Cross stitch allows me to do something artistic. I can’t draw, but with a pattern to guide me I can create something amazing.
I love seeing a project come to life under my hands and I find it wonderfully relaxing and fun. These projects take a long time—often years and they might drive some people insane—but when you’re done you really have an amazing creation.
I learned embroidery and stamped cross-stitch—when the pattern is printed on the fabric—from my grandmother when I was about seven or eight. I did a fair number of projects as a kid, but as a young adult, stitching got put aside. After my first husband and I separated, a close friend suggested I try counted cross-stitch and gave me a simple pattern to try. I loved the technique and went on from there.
Cross stitch honors my grandmother’s legacy and my father’s—he was a gunsmith and engraver and did beautiful, intricate engraving for his customers.
I discovered fine art cross-stitch from a company called Scarlet Quince when I became a bit tired of the usual patterns you find in needlework shops. They have Monet, Van Gogh, Klimt, religious artwork, nature, Japanese art—there’s something for everyone and every interest. My current project is by John Henry Dearle who designed fabric and wallpaper patterns in the late 1800s.
My latest project will take multiple years to finish—maybe as many as 10. I just hope I live long enough to finish it (LOL).
I got my first pair in March 2016 and just got a new pair with an updated prescription in April. I know you can easily update the prescription, but I wanted to make sure I always have a pair available—I can’t see to cross-stitch without them.
There is no way I would be able to do my needlework without CraftOptics.
In the late 1990s, I had to stop stitching because my regular eyeglasses didn’t allow me to stitch. At that point I got the idea of using high-powered reading glasses and that was fine for a while. But then even that didn’t work and somehow, I found CraftOptics. I’ll admit that I gasped a bit at the price, but now I can’t imagine stitching without them.
I’ve always had the DreamBeam light, but I want to say that your newest rechargeable version is an absolute game changer—I love it! With the new battery the light stays very bright until the very end instead of dimming. I even bought a second battery so I can just keep stitching when the first one needs a recharge.
I’d also add that without CraftOptics, I would have to stop cross-stitching and I’m not going to quit! They make stitching more fun and reduce eye strain. I couldn’t imagine stitching without them. They are definitely worth saving for and worth every penny.
I don’t have an Instagram page, but I am a member of the Scarlet Quince Facebook page and I’ve occasionally posted pictures of my projects there. I’ve occasionally entered my local county fair so if you happen to live in Northern California, you might be able to see my pieces in person.

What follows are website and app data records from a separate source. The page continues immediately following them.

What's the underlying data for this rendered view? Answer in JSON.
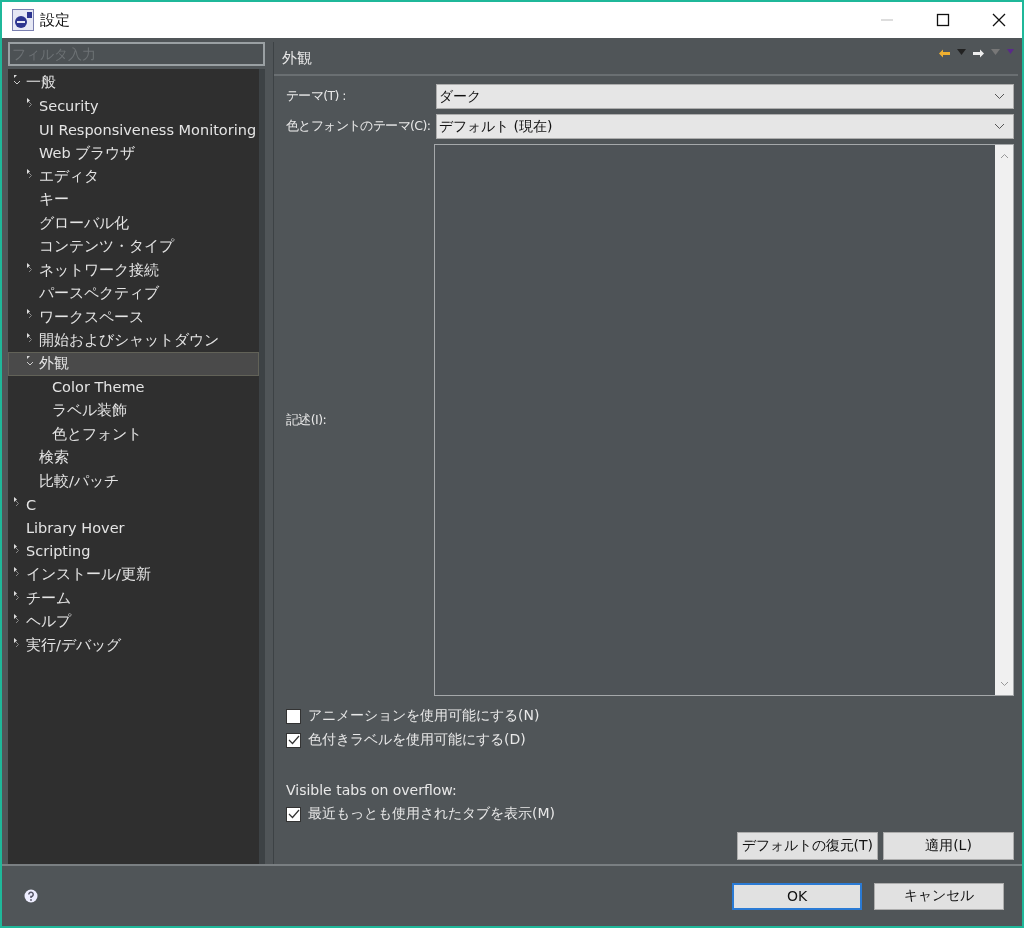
{
  "window": {
    "title": "設定"
  },
  "filter": {
    "placeholder": "フィルタ入力"
  },
  "tree": [
    {
      "label": "一般",
      "expanded": true,
      "selected": false,
      "children": [
        {
          "label": "Security",
          "expanded": false,
          "selected": false
        },
        {
          "label": "UI Responsiveness Monitoring",
          "selected": false
        },
        {
          "label": "Web ブラウザ",
          "selected": false
        },
        {
          "label": "エディタ",
          "expanded": false,
          "selected": false
        },
        {
          "label": "キー",
          "selected": false
        },
        {
          "label": "グローバル化",
          "selected": false
        },
        {
          "label": "コンテンツ・タイプ",
          "selected": false
        },
        {
          "label": "ネットワーク接続",
          "expanded": false,
          "selected": false
        },
        {
          "label": "パースペクティブ",
          "selected": false
        },
        {
          "label": "ワークスペース",
          "expanded": false,
          "selected": false
        },
        {
          "label": "開始およびシャットダウン",
          "expanded": false,
          "selected": false
        },
        {
          "label": "外観",
          "expanded": true,
          "selected": true,
          "children": [
            {
              "label": "Color Theme",
              "selected": false
            },
            {
              "label": "ラベル装飾",
              "selected": false
            },
            {
              "label": "色とフォント",
              "selected": false
            }
          ]
        },
        {
          "label": "検索",
          "selected": false
        },
        {
          "label": "比較/パッチ",
          "selected": false
        }
      ]
    },
    {
      "label": "C",
      "expanded": false,
      "selected": false
    },
    {
      "label": "Library Hover",
      "selected": false
    },
    {
      "label": "Scripting",
      "expanded": false,
      "selected": false
    },
    {
      "label": "インストール/更新",
      "expanded": false,
      "selected": false
    },
    {
      "label": "チーム",
      "expanded": false,
      "selected": false
    },
    {
      "label": "ヘルプ",
      "expanded": false,
      "selected": false
    },
    {
      "label": "実行/デバッグ",
      "expanded": false,
      "selected": false
    }
  ],
  "page": {
    "title": "外観",
    "fields": [
      {
        "label": "テーマ(T) :",
        "value": "ダーク"
      },
      {
        "label": "色とフォントのテーマ(C):",
        "value": "デフォルト (現在)"
      }
    ],
    "description_label": "記述(I):",
    "checkboxes": [
      {
        "label": "アニメーションを使用可能にする(N)",
        "checked": false
      },
      {
        "label": "色付きラベルを使用可能にする(D)",
        "checked": true
      }
    ],
    "overflow_label": "Visible tabs on overflow:",
    "overflow_checkboxes": [
      {
        "label": "最近もっとも使用されたタブを表示(M)",
        "checked": true
      }
    ],
    "buttons": [
      "デフォルトの復元(T)",
      "適用(L)"
    ]
  },
  "dialog_buttons": [
    {
      "label": "OK",
      "default": true
    },
    {
      "label": "キャンセル",
      "default": false
    }
  ]
}
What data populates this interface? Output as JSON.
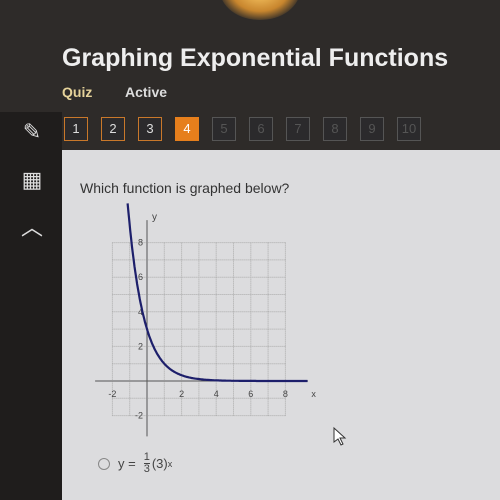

I stitch exclusively for myself and to give pieces as gifts to friends. Scarlet Quince patterns are beautiful, but they are intricate and can take years to complete, depending on how large they are and how much time you can devote to stitching them. I can’t ever see taking a commission to stitch one for someone else because they take so long to do. They are not hard to do, it’s just plain cross-stitch with no backstitching or fussy quarter and half stitches, but the large ones can have one or two hundred thousand individual stitches, so you need a little patience.